The other weakness comes from its leaderless-ness. In the name of democracy, protesters tend to idealize an organization without hierarchy unlike governments. For them, equality among participants is prioritized in protesting governments. However, their ideal can be their weakness when it comes to be some representative of movements becoming in need: “the same technological tools that make it possible to carry out beneficial acts of decentralization also allows protesters to decentralize to an ad hoc system and run their protests—and when applicable, their protest camps—without dealing with the inevitable tensions around deliberation at scale, delegation of representation, and negotiation with authorities” (13). Though leaderless-ness itself is not totally a bad thing, but as long as a social movement has to have a certain form of distinct organization in it, this problem must be considered.

Having shown the complexity of social movements of this digital age, the author concludes the on-going stories of the relationship between social movements and social media in our world. In promoting democracy in such a digital society, social media surely becomes its center along with involving all the citizens and governments to face the reality.

As the author examines in the essay, a democratic society always somehow has this conflicting structure between people and a government. As the word “democracy” means power to the people, the form of politics should take a system in which a government serves the people. Sadly, what we see in this present day is governments’ strict policy that does not seem to really guarantee the freedom of expression to media. As the case of Aaron Swartz indicates, governments are so excessively conservative that they won’t let one change the social reality if one violates the law, under which people cannot possibly receive certain human rights they deserve to get in a democratic society.

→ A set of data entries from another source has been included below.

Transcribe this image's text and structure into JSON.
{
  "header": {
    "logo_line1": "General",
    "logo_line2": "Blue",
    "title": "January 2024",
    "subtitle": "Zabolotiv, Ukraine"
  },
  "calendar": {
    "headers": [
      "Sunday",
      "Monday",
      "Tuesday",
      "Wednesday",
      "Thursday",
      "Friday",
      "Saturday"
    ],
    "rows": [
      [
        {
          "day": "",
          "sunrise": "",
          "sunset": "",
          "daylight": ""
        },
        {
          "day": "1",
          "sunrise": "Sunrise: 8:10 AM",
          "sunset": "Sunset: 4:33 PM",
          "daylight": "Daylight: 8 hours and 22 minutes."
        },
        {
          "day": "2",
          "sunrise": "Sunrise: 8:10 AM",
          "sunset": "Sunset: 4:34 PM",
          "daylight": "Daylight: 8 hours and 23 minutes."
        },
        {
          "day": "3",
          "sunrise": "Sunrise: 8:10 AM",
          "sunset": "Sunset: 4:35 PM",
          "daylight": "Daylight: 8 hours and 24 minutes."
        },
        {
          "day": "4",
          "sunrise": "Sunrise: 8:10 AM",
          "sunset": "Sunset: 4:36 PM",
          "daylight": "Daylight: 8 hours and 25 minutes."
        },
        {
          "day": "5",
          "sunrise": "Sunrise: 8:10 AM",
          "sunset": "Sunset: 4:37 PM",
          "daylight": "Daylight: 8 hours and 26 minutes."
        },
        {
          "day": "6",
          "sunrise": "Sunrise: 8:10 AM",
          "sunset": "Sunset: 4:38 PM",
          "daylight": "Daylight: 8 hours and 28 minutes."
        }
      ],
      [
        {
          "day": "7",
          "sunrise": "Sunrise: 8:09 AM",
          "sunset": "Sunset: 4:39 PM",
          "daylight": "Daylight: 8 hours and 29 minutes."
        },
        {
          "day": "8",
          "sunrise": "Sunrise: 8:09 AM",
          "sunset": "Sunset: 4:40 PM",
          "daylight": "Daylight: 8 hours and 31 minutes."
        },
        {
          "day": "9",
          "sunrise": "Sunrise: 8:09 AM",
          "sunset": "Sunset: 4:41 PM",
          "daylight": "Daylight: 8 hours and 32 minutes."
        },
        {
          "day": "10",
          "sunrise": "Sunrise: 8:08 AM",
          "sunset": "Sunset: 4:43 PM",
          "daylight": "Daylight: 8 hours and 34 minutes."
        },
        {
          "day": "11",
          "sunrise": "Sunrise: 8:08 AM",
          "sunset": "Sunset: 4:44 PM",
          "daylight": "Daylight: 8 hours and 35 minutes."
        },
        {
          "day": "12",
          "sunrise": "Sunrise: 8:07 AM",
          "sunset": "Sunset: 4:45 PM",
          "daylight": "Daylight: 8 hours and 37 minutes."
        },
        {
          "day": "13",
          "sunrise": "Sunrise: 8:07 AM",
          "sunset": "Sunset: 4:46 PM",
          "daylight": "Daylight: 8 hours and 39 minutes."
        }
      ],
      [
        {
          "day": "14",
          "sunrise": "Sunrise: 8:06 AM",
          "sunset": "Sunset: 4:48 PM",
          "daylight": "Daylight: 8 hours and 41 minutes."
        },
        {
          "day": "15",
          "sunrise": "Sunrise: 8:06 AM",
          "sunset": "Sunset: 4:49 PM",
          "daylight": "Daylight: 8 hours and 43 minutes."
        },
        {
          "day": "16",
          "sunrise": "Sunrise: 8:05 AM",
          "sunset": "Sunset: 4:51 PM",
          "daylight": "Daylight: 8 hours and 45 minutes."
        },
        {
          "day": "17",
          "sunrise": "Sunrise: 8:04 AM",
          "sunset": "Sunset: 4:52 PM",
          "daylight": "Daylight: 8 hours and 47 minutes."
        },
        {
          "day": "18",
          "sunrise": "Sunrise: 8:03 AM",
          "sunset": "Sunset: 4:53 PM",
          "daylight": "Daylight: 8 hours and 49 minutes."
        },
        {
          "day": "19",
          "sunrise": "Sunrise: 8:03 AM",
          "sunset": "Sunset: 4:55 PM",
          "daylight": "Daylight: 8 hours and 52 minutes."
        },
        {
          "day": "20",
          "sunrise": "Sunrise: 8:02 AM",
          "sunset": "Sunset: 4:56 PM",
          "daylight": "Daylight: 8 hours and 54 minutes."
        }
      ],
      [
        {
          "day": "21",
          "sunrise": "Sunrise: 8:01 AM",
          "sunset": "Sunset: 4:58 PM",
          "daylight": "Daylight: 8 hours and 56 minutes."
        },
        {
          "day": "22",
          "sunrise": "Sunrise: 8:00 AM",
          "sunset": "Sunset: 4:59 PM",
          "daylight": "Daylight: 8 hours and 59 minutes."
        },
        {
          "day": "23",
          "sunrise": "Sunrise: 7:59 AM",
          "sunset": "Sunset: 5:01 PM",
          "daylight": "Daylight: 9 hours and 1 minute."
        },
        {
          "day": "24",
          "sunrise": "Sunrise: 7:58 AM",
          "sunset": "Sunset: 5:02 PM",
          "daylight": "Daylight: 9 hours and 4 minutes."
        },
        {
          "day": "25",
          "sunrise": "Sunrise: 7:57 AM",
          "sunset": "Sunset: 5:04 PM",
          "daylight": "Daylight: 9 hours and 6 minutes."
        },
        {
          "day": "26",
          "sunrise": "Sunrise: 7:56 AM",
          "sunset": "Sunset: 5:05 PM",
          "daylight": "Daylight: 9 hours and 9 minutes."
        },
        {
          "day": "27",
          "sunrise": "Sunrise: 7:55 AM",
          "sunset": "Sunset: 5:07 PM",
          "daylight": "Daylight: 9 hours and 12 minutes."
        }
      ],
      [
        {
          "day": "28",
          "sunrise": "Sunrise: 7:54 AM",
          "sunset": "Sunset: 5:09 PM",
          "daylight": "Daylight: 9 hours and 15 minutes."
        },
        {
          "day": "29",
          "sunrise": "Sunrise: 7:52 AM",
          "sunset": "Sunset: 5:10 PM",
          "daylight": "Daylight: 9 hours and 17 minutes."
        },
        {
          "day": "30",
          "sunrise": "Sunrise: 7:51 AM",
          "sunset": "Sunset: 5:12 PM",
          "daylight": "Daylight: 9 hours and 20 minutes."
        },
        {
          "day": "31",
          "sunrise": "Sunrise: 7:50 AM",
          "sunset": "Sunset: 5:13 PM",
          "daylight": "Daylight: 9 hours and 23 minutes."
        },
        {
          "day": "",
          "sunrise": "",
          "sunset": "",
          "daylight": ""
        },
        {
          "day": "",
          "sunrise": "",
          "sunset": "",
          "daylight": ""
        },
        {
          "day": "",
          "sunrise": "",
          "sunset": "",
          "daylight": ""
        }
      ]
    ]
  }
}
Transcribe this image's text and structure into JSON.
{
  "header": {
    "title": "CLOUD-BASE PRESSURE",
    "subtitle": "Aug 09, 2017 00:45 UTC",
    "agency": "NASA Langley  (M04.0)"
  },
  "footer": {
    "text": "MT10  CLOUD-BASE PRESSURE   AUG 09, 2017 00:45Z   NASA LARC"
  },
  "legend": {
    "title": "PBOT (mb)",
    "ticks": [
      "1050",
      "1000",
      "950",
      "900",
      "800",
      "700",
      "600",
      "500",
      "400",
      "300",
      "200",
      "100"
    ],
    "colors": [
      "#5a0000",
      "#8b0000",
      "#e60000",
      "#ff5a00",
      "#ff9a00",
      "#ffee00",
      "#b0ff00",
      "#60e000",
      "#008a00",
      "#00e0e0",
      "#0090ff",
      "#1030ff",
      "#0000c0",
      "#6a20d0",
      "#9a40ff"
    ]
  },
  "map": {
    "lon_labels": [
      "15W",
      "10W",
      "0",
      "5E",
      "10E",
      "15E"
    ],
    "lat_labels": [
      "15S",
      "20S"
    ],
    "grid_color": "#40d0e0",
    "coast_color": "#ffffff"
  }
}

What Aaron was striving for was equality among the people in terms of access to the information, which only few limited populations have access while most of the people do not. After all a social movement to which he contributed so much for its success won. As the author of the essay says, however, as soon as protesters utilize the power of social media, the governments also try to incorporate the same tools to control media. In the essay, the author also points out one of the potential weaknesses of social media is its leaderless-ness in social movements. But when we think about how a democratic government should function as an authority in a citizen-based society, the government should really become the representative of social movements. At present, governments almost react to any social movements utilizing social media as if those movements were new kinds of threatening to them. Since social media has broadened the opportunity and possibility for many people to participate in any social movements either actively or passively (it does not really matter because what matters is the outcome of movements), people tend to pay more attention to politics and social problems. What social media offers is the public sphere where people can constructively discuss those issues. As Aaron always said, “to make a better world,” governments need to change their ways of intervening the social reality and people. Undoubtedly, in this digital age, people have more power than ever before in a sense they have access to the information. Therefore, in order to make the true democracy happen, both governments and people need to cooperate and consider how we can utilize this new media in making a better society.

Leave a Reply

Fill in your details below or click an icon to log in:

WordPress.com Logo

You are commenting using your WordPress.com account. Log Out /  Change )

Facebook photo

You are commenting using your Facebook account. Log Out /  Change )

Connecting to %s